A meeting at the MWISD administration offices July 17 brought together MWISD Superintendent Gail Haterius; Assistant Superintendent Jay Walsworth; MWHS Principal Jon Almeida; Mayor Mike Allen; AMVETS Post 133 Commander Jim Vines; retired Army Lt. Col. Richard Crossley, director of JROTC for Fort Worth ISD; and retired Army Lt. Col. Stan Murphy, a 1980 Mineral Wells High School graduate and trained JROTC instructor. If the program gets installed, Murphy would be the full-time instructor.
The meeting concentrated on two key areas, curriculum and the benefits for the students. Those benefits would be preparing students for college by building and meeting college requirements such as SAT and ACT, communication skills, thinking skills and writing effective resumes, The concentration would be in areas such as history, government Financial skills and geography.
On the individual side, the program would help build character, confidence and teamwork as well as implementation of better nutrition and physical skills. Students would be presented with strong role models by having them participate in civic and veterans group activities.
Almeida confirmed that classroom space and marching drill areas would be available. Costs would include instructor’s salary, uniforms and miscellaneous items such as rifles.
Once the program is installed in the district, costs are split between the district and funding from the Department of Defense.
“I was surprised when I came here we didn’t have one,” Haterius said. “I would support having a JROTC program at the high school, given such a program benefits the students who participate, the schools and the community. Initial steps in getting the program started would include generating interest among students and generating the money to get the program started.”
Vines suggested a school assembly during the third week in September with a PowerPoint presentation by Crossley and high school JROTC students from Fort Worth to speak about the effect on them being in the program. He suggested finalizing the assembly with a marching and drill performance.
:To see their peers dressed and performing will get them highly excited and motivated to become interested,” Vines said. “Roughly 8 to 10 percent of the graduates go onto military service. That’s OK, because the remaining 80 to 90 percent of the students go to college. Isn’t that what its all about?”
A unanimous consensus by the group will concentrate on September’s school assembly and see what kind of interest can be developed.
“The program has to start with 50 students and within two years have an enrollment of 100,” said Crossley. “I guarantee you that we will exceed the required number to start this program.”
“The city of Mineral Wells will do whatever it takes to support this effort,” Allen, a JROTC high school and college graduate, said.

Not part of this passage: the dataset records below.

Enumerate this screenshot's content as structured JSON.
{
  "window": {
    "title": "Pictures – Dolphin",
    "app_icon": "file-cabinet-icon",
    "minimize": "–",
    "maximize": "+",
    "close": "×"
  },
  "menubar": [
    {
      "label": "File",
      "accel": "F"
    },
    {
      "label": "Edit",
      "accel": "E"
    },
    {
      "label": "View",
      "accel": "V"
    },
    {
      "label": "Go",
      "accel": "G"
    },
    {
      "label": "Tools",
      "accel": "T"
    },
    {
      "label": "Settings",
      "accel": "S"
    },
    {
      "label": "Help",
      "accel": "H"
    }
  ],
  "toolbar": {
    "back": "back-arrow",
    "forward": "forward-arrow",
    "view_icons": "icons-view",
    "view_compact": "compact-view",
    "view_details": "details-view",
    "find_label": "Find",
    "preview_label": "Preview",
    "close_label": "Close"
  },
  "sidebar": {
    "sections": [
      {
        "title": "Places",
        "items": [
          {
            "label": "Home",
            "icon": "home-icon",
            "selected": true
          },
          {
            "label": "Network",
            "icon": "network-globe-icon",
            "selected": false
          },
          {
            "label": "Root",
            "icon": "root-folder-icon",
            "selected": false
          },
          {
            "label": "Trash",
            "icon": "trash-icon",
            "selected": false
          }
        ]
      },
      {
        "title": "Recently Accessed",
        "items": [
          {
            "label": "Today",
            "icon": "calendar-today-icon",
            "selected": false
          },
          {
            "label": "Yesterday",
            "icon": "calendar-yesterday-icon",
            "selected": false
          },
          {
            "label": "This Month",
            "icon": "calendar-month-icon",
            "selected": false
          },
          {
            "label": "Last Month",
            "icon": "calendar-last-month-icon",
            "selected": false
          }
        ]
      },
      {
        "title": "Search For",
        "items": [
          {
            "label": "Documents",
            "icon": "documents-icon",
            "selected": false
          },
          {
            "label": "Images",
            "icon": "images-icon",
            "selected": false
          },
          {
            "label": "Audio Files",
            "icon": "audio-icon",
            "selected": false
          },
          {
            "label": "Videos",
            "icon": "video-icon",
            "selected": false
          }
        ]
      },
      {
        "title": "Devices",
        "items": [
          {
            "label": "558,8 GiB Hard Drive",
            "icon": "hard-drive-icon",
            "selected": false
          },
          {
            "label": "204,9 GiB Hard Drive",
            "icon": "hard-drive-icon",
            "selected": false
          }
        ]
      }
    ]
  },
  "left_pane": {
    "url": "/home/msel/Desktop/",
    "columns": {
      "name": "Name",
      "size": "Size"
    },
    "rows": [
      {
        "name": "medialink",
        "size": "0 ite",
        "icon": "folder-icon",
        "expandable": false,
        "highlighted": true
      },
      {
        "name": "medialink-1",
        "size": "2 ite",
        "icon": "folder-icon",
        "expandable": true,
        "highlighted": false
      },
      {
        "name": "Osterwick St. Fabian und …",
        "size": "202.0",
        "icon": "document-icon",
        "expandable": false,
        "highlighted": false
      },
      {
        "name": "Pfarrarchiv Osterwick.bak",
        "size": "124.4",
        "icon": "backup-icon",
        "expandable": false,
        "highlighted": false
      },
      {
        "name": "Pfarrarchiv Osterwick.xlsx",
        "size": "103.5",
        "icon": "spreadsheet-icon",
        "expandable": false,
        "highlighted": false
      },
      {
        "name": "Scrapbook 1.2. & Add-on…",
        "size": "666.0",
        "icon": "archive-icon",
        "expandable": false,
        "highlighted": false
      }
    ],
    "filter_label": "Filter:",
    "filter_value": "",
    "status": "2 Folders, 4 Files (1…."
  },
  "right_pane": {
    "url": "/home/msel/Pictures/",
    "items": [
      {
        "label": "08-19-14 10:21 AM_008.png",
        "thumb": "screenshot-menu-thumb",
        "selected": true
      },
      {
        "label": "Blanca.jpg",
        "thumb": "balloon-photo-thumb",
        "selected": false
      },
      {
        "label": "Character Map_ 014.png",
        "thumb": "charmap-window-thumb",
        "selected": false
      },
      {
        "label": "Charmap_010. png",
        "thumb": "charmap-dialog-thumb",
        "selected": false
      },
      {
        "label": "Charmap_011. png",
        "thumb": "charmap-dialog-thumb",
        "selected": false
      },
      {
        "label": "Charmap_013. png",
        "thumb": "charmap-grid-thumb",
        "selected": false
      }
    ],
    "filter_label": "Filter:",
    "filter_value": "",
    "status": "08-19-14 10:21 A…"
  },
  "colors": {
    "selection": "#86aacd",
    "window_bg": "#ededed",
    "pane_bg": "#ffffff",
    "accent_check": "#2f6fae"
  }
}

“In possibly the next year or so, Mineral Wells High School students might have a new organization to join,” said Vines. “Let’s all get on this bandwagon and make it work. See you in September.”